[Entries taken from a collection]

<<<<

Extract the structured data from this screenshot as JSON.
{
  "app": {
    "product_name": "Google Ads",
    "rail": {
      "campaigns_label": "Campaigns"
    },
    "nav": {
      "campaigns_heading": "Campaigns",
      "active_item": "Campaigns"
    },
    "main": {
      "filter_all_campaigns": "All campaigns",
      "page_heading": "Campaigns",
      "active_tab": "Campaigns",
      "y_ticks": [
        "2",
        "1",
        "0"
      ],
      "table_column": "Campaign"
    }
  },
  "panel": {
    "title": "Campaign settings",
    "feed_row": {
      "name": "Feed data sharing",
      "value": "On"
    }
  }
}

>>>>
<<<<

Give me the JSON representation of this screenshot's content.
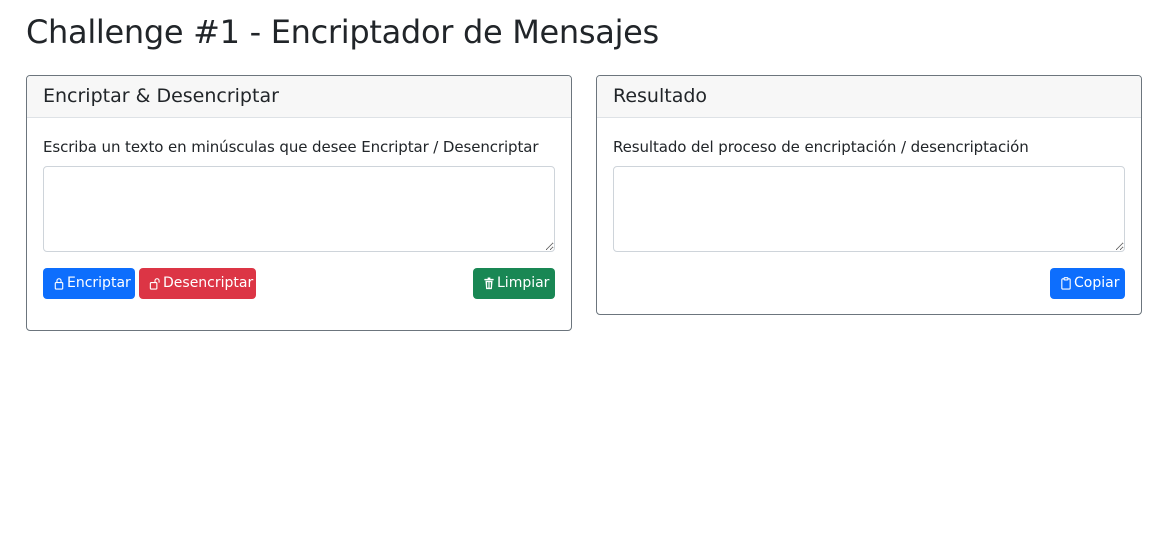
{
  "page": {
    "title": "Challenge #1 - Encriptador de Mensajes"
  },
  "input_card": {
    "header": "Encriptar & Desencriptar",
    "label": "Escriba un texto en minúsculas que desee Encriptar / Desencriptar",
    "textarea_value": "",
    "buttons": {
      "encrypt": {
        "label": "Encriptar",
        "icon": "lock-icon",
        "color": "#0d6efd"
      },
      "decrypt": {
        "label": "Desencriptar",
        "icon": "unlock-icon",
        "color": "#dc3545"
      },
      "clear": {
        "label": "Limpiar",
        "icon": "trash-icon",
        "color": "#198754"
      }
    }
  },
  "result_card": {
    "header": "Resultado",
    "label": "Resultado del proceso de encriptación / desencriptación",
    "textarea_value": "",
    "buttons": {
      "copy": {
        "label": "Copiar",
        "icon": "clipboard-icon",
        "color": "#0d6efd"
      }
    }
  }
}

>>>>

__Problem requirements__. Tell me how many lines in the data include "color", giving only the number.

__Solution to this exercise__. 4